The official termination notice by the government was issued in late November, after representatives of the government and SGS had verbally agreed to it in mid-October, officials said.
A senior official with the Ministry of Finance said Tuesday that the government expects to select a new contractor by February.
“This is a breakthrough—the government can proceed the open tender,” said the official who declined to be named. “We had several issues with SGS and we now finally can select a new company.”
According to the customs department, “several internationally recognized companies” have submitted bids. Officials, however, did not identify any company names or countries of origin.
The role of a pre-inspection contractor is deemed critical in ensuring that taxes are collected properly.
The latest development comes nearly five months after SGS suspended its major inspection operations, claiming the government should pay back the $6.8 million outstanding balance first. The government claimed that it was hamstrung from paying the 0.75 percent commission because of a lack of budget.

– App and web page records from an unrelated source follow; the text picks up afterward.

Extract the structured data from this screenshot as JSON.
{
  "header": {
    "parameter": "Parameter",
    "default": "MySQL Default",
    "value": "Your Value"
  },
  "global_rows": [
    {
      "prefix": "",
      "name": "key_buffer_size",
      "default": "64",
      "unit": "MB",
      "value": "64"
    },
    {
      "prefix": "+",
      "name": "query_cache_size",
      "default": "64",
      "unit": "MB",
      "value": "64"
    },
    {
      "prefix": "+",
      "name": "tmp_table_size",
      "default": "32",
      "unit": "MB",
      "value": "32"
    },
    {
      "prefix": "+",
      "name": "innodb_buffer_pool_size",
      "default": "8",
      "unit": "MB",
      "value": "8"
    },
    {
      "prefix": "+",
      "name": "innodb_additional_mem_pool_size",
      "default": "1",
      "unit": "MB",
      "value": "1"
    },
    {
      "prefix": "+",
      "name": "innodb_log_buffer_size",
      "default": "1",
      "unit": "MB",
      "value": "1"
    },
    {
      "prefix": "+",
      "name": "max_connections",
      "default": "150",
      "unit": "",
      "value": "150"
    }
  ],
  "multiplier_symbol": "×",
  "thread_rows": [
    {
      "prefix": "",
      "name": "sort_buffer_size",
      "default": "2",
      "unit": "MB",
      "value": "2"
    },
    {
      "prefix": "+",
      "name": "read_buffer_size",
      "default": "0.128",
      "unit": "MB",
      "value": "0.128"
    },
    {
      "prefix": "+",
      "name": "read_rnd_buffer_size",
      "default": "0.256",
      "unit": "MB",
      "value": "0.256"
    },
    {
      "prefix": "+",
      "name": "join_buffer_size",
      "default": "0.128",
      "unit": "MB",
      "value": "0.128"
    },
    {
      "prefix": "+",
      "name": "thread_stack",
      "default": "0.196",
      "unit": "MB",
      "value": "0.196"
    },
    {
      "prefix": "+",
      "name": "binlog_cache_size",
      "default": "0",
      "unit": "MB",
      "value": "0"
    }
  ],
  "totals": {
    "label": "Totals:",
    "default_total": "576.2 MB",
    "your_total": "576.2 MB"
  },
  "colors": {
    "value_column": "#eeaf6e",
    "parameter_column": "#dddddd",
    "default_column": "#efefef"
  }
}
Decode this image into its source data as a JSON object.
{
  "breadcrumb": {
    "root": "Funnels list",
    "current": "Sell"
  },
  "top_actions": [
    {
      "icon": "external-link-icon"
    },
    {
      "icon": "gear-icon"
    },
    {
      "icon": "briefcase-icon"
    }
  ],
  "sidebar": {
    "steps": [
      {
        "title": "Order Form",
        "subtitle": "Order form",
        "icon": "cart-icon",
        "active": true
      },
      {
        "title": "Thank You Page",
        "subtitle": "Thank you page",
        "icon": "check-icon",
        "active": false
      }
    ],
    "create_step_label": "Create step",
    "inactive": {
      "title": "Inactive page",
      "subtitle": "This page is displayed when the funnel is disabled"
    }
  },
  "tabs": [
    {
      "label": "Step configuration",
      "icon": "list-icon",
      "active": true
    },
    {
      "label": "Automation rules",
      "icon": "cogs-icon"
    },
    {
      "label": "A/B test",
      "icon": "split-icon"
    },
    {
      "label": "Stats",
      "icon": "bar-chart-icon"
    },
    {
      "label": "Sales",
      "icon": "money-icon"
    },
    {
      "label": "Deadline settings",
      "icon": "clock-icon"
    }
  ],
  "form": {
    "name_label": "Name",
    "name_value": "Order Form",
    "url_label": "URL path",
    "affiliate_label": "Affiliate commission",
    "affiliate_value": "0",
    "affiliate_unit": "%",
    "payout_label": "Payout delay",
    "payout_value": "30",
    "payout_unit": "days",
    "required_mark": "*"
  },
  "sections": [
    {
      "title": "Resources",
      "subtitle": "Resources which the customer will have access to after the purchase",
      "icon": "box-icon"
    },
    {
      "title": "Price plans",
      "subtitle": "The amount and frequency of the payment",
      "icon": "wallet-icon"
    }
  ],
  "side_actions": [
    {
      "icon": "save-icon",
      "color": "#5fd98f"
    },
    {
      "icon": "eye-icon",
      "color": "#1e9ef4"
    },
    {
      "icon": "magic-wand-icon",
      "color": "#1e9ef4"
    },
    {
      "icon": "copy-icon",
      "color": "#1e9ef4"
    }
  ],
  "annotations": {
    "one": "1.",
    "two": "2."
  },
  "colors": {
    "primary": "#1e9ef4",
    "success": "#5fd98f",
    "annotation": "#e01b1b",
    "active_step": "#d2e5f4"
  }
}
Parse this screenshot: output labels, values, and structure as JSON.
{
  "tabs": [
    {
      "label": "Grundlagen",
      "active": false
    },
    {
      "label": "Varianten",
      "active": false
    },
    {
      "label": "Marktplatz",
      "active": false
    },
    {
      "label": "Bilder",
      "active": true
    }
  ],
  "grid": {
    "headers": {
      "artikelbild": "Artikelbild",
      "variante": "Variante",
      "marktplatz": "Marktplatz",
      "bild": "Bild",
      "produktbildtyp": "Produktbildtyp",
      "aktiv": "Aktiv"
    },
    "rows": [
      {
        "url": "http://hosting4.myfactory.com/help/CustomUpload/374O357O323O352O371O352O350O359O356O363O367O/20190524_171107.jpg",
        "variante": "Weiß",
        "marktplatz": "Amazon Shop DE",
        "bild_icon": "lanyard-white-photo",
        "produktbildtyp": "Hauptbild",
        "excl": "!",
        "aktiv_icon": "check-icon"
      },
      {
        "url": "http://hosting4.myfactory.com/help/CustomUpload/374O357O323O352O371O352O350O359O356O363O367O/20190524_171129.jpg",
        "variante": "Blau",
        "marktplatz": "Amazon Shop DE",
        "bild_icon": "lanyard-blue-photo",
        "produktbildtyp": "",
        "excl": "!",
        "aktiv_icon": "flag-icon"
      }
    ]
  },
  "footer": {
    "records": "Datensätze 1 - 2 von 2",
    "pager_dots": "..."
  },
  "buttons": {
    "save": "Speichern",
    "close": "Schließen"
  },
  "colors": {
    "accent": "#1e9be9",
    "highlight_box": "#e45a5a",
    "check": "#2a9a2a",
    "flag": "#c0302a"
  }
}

Government officials said in October that termination was the only way to seek a new contractor to resume pre-shipment inspection. However, SGS maintained at that time the outstanding fee issue should be solved first before terminating the contract. Even with the process now in place, a new contractor likely won’t start its operations until April, a government official indicated Tuesday. That means some four more months without an independent pre-inspection process.
Customs officials have said that the government needs a contractor that will transfer technology and technical skills to Cambodia.
The Swiss firm had inspected goods entering Cambodia and collected duties and taxes since August 1995.